Author and oral historian Aanchal Malhotra has contributed significantly to Partition literature. Her debut book, Remnants of a Separation, brought the topic of Partition to a whole new set of young readers. Her book was a departure from the historical narration of the events of the Partition in that it covered the event through the emotions and material memories of the individual survivors. This year, she followed it up with another non-fiction book, In The Language of Remembering, which explores the inheritance of the Partition and its effects among the descendants of the survivors. As the year draws to a close, we are greeted by her first novel, The Book of Everlasting Things, which revisits the themes of Partition and memory through a fictional story: With the Partition of India and Pakistan, two lovers in Lahore—a Hindu perfumer’s apprentice and a Muslim calligrapher’s apprentice—are forced apart. Their life stories echo the stories of two nations, split apart yet bound together by love and memory.
Another recent book that tackles the events of the Partition is Chitra Banerjee Divakaruni’s Independence. Juxtaposing the agony of the Partition with the ecstasy of India’s Independence, the novel narrates the story of three sisters living in Bengal who are caught up in events beyond their control, their unbreakable bond, and their struggle against the odds. The beautiful cover of the book is adorned with Bengali art.
Arguably the biggest book on the topic this year was the 2022 International Booker-winning Tomb of Sand, the English translation of Ret Samadhi. The first South Asian novel to win the award, it tells the story of an 80-year-old woman who battles depression, triggered by the death of her husband, by striking bold new friendships and embarking on a journey to Pakistan—to resolve the trauma of her teenage experiences of the Partition. The translator of the book, Daisy Rockwell, has been a regular bridge-maker of Partition novels, and her expertise is on full display here as she transmits Geetanjali Shree’s clever play of Hindustani words into English.

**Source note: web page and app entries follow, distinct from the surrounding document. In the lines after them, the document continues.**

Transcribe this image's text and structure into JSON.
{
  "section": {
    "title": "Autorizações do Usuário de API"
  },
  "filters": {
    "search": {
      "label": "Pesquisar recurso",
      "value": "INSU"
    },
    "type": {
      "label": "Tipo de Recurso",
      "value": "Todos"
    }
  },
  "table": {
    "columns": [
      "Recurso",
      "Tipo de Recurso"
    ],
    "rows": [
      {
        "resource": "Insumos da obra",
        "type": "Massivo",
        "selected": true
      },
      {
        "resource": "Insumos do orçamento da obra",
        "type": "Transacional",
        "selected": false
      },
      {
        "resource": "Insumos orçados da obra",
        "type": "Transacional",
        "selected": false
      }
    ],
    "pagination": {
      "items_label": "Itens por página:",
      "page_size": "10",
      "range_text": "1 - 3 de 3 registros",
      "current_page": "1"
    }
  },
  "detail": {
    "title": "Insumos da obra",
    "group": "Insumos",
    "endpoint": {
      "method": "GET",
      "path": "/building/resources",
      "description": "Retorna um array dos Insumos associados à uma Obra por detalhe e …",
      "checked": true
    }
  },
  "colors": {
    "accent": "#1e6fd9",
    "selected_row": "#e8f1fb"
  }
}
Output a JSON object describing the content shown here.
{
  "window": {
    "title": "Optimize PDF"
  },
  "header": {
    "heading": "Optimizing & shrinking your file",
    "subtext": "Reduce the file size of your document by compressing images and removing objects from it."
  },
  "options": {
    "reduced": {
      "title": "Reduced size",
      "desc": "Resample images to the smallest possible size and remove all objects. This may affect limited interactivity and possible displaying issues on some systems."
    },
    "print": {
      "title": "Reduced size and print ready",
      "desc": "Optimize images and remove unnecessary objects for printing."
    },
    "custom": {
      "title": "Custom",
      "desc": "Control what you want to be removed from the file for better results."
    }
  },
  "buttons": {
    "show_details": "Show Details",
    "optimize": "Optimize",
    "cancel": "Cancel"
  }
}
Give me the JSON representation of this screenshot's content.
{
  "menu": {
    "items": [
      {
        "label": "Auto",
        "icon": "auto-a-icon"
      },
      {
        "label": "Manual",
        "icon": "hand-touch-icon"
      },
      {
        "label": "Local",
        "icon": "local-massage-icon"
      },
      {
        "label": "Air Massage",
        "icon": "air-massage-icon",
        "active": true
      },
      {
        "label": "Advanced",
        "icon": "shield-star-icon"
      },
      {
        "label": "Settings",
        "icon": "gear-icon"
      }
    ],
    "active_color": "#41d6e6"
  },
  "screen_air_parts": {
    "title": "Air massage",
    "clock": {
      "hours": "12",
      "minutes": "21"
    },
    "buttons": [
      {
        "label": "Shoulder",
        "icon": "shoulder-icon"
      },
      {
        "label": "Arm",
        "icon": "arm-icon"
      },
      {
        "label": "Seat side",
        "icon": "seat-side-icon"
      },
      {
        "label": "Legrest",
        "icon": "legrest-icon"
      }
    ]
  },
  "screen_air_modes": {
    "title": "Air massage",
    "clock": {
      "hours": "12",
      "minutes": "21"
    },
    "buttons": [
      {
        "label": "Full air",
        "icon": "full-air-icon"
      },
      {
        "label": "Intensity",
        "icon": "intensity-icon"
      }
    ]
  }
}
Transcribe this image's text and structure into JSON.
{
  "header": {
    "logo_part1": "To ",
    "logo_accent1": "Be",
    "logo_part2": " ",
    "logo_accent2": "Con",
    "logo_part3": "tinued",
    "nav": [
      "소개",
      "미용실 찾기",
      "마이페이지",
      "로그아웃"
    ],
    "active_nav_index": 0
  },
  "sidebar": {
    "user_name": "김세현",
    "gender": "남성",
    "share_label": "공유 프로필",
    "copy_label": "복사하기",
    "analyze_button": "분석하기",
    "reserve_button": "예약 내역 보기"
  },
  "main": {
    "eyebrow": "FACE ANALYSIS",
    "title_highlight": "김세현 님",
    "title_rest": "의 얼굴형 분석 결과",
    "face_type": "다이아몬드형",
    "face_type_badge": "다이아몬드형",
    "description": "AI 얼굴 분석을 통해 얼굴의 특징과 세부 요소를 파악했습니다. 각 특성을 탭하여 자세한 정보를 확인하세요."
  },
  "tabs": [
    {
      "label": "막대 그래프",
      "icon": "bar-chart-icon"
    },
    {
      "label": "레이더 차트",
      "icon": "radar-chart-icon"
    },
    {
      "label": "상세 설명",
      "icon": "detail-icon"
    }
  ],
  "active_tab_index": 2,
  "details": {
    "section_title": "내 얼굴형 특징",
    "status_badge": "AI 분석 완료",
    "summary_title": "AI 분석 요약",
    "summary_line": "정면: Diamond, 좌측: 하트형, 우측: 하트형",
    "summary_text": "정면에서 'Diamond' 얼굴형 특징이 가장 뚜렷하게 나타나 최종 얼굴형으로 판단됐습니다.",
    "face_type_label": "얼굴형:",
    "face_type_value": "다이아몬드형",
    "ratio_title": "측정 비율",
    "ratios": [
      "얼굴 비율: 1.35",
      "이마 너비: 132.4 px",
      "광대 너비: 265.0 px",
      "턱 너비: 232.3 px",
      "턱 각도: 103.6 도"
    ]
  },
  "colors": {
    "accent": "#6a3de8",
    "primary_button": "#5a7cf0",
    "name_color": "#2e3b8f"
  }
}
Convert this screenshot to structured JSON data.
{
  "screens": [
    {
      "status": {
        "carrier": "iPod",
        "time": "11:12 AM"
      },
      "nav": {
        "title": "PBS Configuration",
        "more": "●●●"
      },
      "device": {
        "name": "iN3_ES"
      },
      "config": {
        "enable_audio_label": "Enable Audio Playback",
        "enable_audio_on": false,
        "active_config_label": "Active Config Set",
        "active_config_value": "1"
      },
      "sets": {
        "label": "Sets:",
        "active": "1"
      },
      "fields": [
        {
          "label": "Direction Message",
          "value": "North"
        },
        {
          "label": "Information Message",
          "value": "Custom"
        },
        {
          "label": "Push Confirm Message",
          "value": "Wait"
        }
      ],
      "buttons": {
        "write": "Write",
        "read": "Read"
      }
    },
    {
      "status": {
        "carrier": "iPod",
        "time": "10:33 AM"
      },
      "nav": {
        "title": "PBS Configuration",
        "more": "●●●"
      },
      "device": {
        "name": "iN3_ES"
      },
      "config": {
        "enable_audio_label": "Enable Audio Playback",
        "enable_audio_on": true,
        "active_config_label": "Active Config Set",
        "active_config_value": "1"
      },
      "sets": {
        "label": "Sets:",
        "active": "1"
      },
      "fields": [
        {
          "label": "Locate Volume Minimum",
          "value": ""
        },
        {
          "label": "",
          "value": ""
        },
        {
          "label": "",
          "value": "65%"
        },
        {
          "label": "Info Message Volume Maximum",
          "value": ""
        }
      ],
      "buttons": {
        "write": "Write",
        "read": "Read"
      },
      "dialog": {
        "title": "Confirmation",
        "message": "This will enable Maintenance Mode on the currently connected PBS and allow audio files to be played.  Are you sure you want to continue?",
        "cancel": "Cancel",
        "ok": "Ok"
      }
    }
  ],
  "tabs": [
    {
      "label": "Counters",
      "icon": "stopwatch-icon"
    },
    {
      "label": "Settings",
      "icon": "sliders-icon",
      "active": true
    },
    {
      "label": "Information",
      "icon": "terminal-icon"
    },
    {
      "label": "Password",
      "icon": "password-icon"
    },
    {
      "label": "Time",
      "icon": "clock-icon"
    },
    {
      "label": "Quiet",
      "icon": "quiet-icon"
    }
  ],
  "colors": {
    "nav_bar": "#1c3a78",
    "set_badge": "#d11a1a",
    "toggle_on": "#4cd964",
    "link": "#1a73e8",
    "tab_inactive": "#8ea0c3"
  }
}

Translations hold an important role in reviving old narratives too, specially those pertaining to a historic event. This year was blessed with English translations of two novels that were born just after the Partition. Written in 1948 by acclaimed Tamil writer and activist Kalki, Alai Osai got a fresh lease of life this month by Gowri Ramnarayan’s English translation, The Sound of Waves. With poignant detail and lyrical prose, Kalki tells the story of a fractured country that extraordinarily changed the lives of its citizens. In the same year that Alai Osai was being put to page in the southern part of India, another was taking shape in the North: Nanak Singh’s Khoon de Sohile. This book was translated from Punjabi into English by Nanak’s grandson, Navdeep Suri, and was reborn as Hymns in Blood. It tells the story of a family that is forced to leave their homeland amid the communal violence of 1947. (Kunzum was honoured to host a book discussion on this translated work with Suri and an esteemed panel featuring Aanchal Malhotra, Suvir Saran, Sonam Kalra, and Sanjoy Roy.)
While most of these books train the lens on the lives of the common folk affected by the Partition, Rajeev Shukla’s Scars of 1947 offers insights into the lives of game-changers: those who went on to become prime ministers, presidents, industrialists, medical researchers, and more. With stories of figures like Manmohan Singh, Muhammad Ali Jinnah, and Avtar Narain Gujral, the book is a moving account of an unforgettable period that changed the trajectory of lives on both sides of the border.
The horrors of Partition might not seem like a great topic of discussion with kids, but it is important to educate the young ones about the historical event and acknowledge our collective past. Shirin Shamsie’s The Moon from Dehradun is a picture-book that makes this seemingly impossible task a cake-walk for parents. The children’s book illustrates Partition through the eyes of a young girl named Azra and her doll Gunya.
With its abundance of Partition literature, this year gave us some much-needed accounts of compassion, friendship, love, kindness, and perseverance of the human spirit—all blooming against violence, loss, pain, and lingering trauma. And for that, we’re grateful.